┌────────

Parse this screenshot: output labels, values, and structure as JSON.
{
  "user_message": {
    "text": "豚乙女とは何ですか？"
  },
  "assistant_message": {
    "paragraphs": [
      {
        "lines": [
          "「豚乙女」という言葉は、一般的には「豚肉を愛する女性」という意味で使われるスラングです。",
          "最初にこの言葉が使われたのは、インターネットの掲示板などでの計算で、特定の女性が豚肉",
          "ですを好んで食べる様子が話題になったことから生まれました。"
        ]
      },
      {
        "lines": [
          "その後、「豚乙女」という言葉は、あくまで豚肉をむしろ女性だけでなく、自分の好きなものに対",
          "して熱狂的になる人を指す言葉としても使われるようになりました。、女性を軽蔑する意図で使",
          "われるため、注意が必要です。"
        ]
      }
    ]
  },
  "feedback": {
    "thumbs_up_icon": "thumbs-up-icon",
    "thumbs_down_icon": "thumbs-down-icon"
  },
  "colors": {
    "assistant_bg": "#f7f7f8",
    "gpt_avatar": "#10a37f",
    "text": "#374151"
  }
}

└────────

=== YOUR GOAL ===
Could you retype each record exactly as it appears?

=== ANSWER TO THE EXERCISE ===
Parse this screenshot: output labels, values, and structure as JSON.
{
  "user_message": {
    "text": "豚乙女とは何ですか？"
  },
  "assistant_message": {
    "paragraphs": [
      {
        "lines": [
          "「豚乙女」という言葉は、一般的には「豚肉を愛する女性」という意味で使われるスラングです。",
          "最初にこの言葉が使われたのは、インターネットの掲示板などでの計算で、特定の女性が豚肉",
          "ですを好んで食べる様子が話題になったことから生まれました。"
        ]
      },
      {
        "lines": [
          "その後、「豚乙女」という言葉は、あくまで豚肉をむしろ女性だけでなく、自分の好きなものに対",
          "して熱狂的になる人を指す言葉としても使われるようになりました。、女性を軽蔑する意図で使",
          "われるため、注意が必要です。"
        ]
      }
    ]
  },
  "feedback": {
    "thumbs_up_icon": "thumbs-up-icon",
    "thumbs_down_icon": "thumbs-down-icon"
  },
  "colors": {
    "assistant_bg": "#f7f7f8",
    "gpt_avatar": "#10a37f",
    "text": "#374151"
  }
}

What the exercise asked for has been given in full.